U.S. Classification604/65, 604/67, 128/DIG.130
International ClassificationA61B5/20, A61M5/168
Cooperative ClassificationY10S128/13, A61M5/1689, A61B5/208
European ClassificationA61B5/20F2, A61M5/168M4
Legal Events
DateCodeEventDescription
May 25, 1993FPExpired due to failure to pay maintenance fee
Effective date: 19930314
Mar 14, 1993LAPSLapse for failure to pay maintenance fees
Oct 15, 1992REMIMaintenance fee reminder mailed
Sep 11, 1989ASAssignment
Owner name: IVION CORPORATION (F/K/A INTELLIGENT MEDICINE, INC
Free format text: SECURITY INTEREST;ASSIGNOR:INTELLIGENT MEDICINE, INC.;REEL/FRAME:005140/0362

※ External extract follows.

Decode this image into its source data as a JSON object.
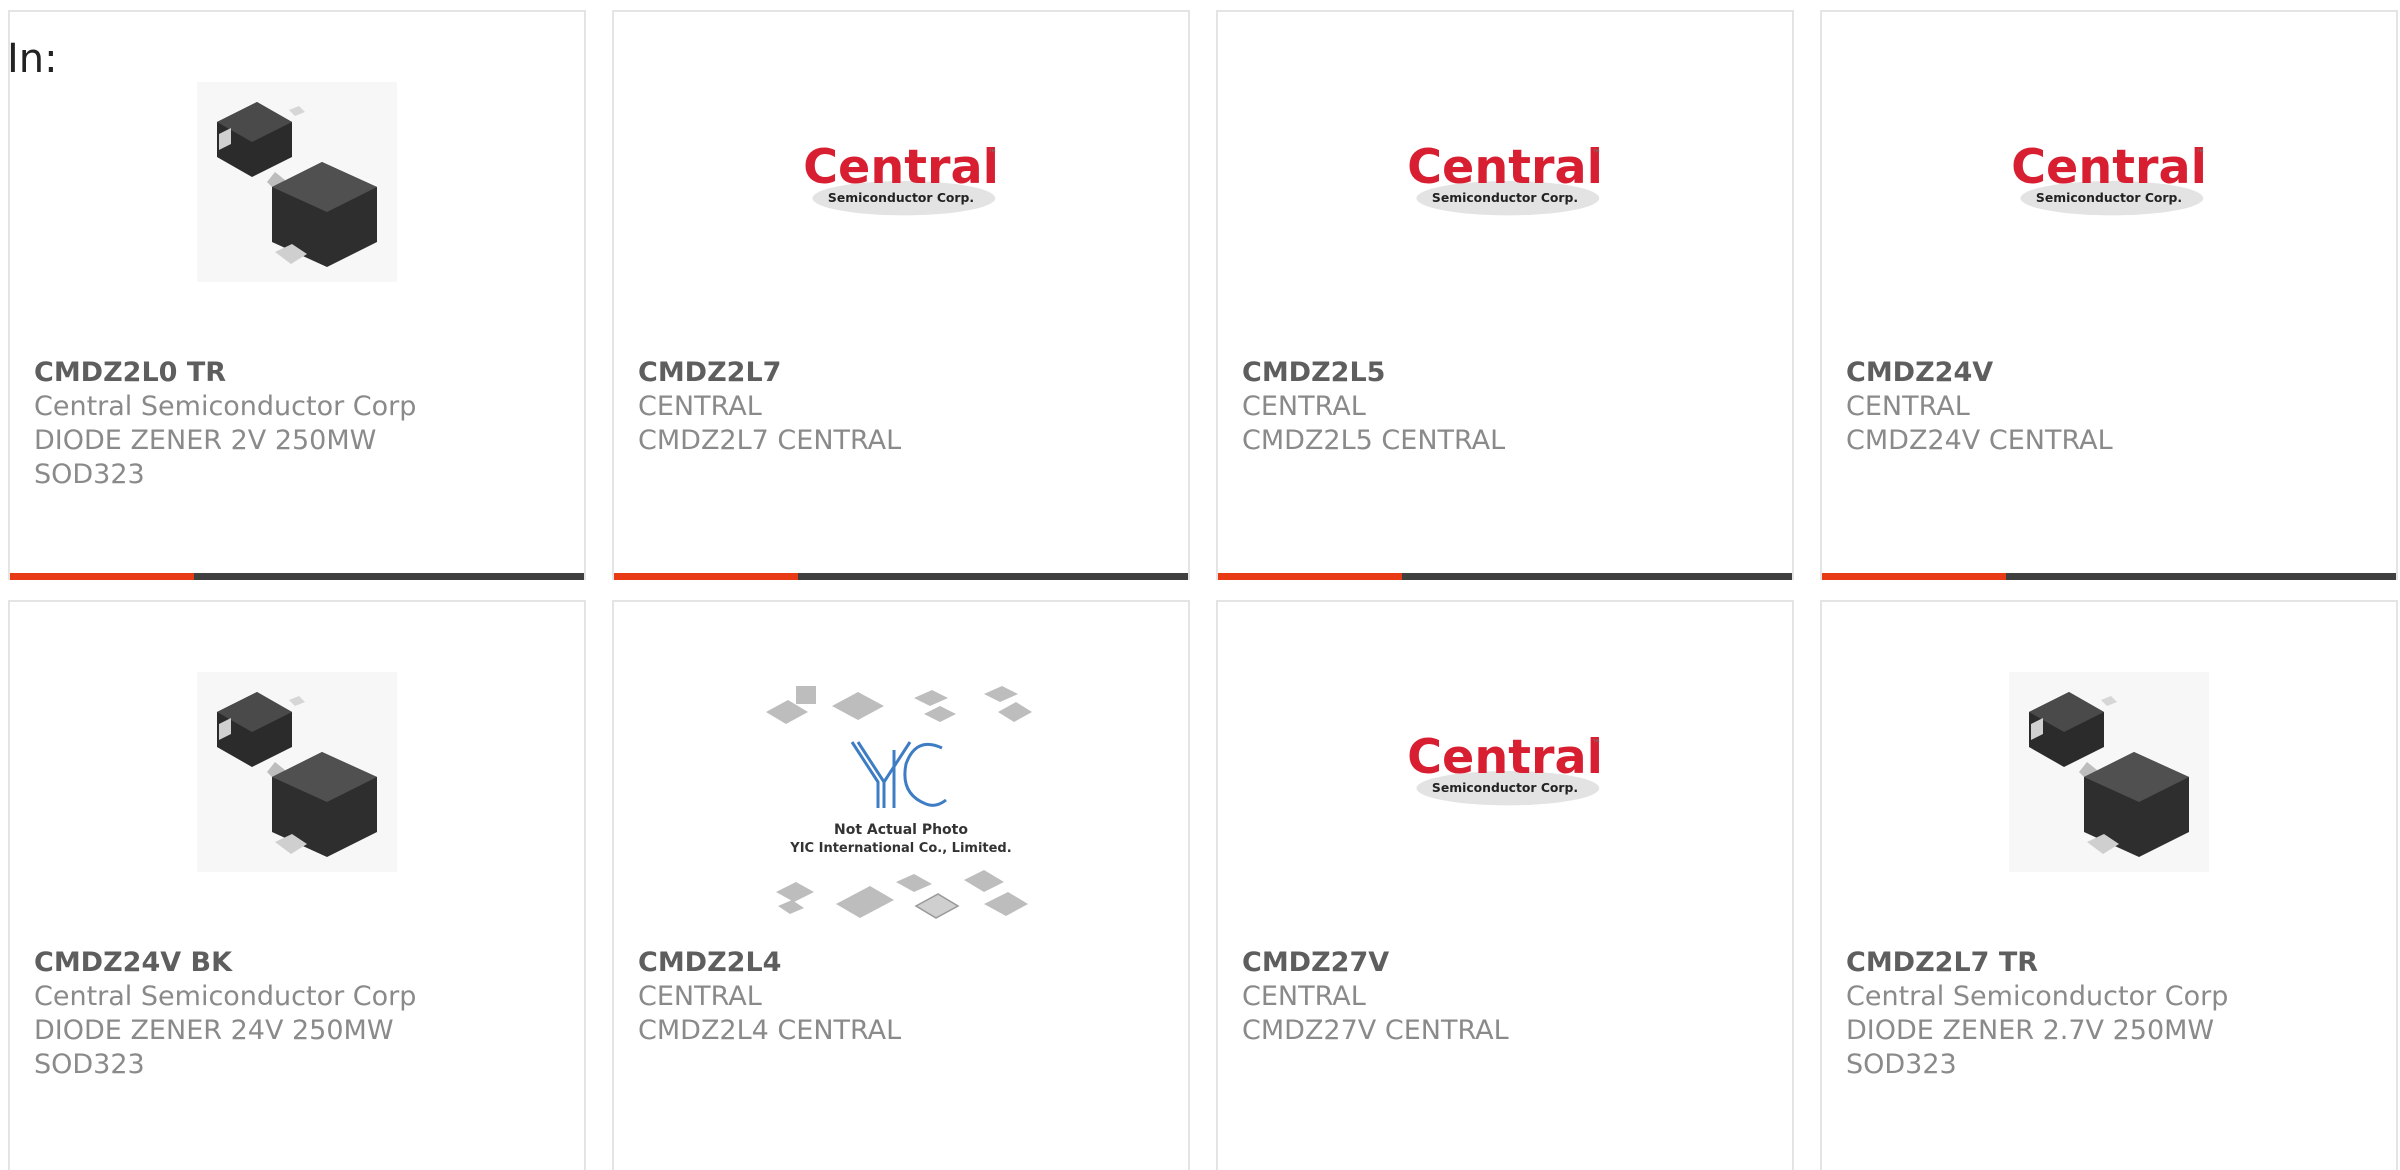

Effective date: 19890828
Jun 17, 1988FPAYFee payment
Year of fee payment: 4
Jan 10, 1984ASAssignment
Owner name: VALLEYLAB, INC., 5920 LONGBOW DRIVE, BOULDER, CO.
Free format text: ASSIGNMENT OF ASSIGNORS INTEREST.;ASSIGNORS:STEUER, ROBERT R.;HARRIS, DAVID H.;REEL/FRAME:004234/0029;SIGNING DATES FROM 19831128 TO 19831201